How to Get the Lowest Raise Possible

Last Updated Nov 1, 2010 12:01 PM EDT

For many companies, it's time for managers to be determining year end increases for their employees. I know this is a dreaded time of year for people like you, because you have so much money you can't spend all of it now, and what on earth would you do with a big raise?

Sigh. Life can be so difficult, can't it?

In order to help you, I've put together a few suggestions that will help you get the lowest raise possible. If you follow these steps, I guarantee everyone else in the department will fare better than you will and you can peacefully go about life without the burden of a higher tax bracket.

  • Don't write a self appraisal. Self appraisals are handy tools for managers because they refresh their minds about all the wonderful stuff you've done over the year. Managers are busy and often don't know what you've done because if you work independently, they don't need to. So, for heaven's sake, don't write a self appraisal that details your hard work. Just forget about it. This ensures that your manager only remembers the most recent things you've done.
  • If your manager makes you write a self appraisal, lie and be sloppy. Exaggerate your successes and ignore your failures. If your coworker did 95 percent of a project and you formatted a few Power Point slides for her, go ahead and write down that you were responsible for the whole thing. Chances are, your manager will know that's false and he'll think you're a self-centered jerk. Self centered jerks get lower raises. And, make sure you don't spell check or use proper grammar. Text speak is ideal here. Don't mention any of the stuff you did at the beginning of the year, and whatever you do, don't related it back to your goals.
  • Start slacking off now. Sure, managers are supposed to look at a whole year's worth of work when evaluating and determining a year end increase, but they generally place more emphasis on the last quarter. So, start coming in late, calling out for "mental health" days, and taking long lunches. Your boss is sure to notice your shortcomings and this recent bad behavior will over-shadow your previous successes.
  • Go whine about your salary. It drives a boss nuts when an employee comes into her office to complain about a low salary. Since your salary is too high already, it seems silly to complain about that, so just try complaining that's it's too low. Talk about your bills and obligations and if you can throw in a good story about an ex-spouse, spend-thrift mother, or brother in prison that gives you bonus points. Sure, it seems like sympathy will get you a bigger raise, but it's more likely to annoy your boss. Whatever you do, don't be calm and rational and don't present market based data about your salary. That might encourage your boss to give you a bigger raise, and we don't want that.
Hopefully, by following these tips, your year end increase will be small and your performance appraisal score will be in the cellar. (We don't want a good appraisal either, obviously, because those are tied to raises and bonuses in many companies and if you have too much money now, you certainly don't want a bonus.)

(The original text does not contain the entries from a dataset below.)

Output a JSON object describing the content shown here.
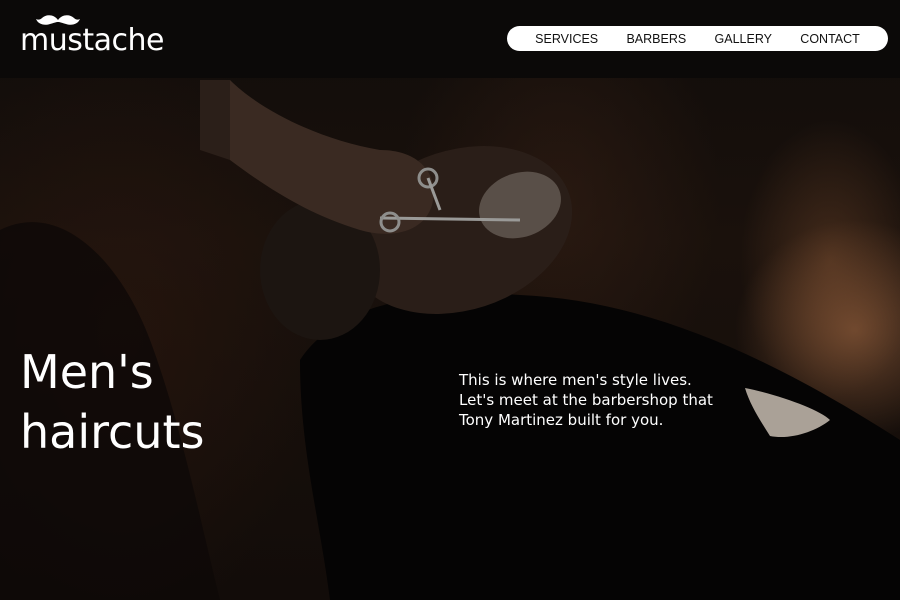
{
  "brand": {
    "name": "mustache",
    "logo_icon": "mustache-icon"
  },
  "nav": {
    "items": [
      {
        "label": "SERVICES"
      },
      {
        "label": "BARBERS"
      },
      {
        "label": "GALLERY"
      },
      {
        "label": "CONTACT"
      }
    ]
  },
  "hero": {
    "headline_line1": "Men's",
    "headline_line2": "haircuts",
    "tagline_line1": "This is where men's style lives.",
    "tagline_line2": "Let's meet at the barbershop that",
    "tagline_line3": "Tony Martinez built for you.",
    "background_image": "barber-trimming-beard-photo"
  },
  "colors": {
    "page_bg": "#0b0908",
    "nav_bg": "#ffffff",
    "text": "#ffffff",
    "nav_text": "#111111"
  }
}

If, by some strange stretch of the imagination, actually want a big increase, you may wish to do the opposite of everything listed above.

Photo by pfala, Flickr cc 2.0.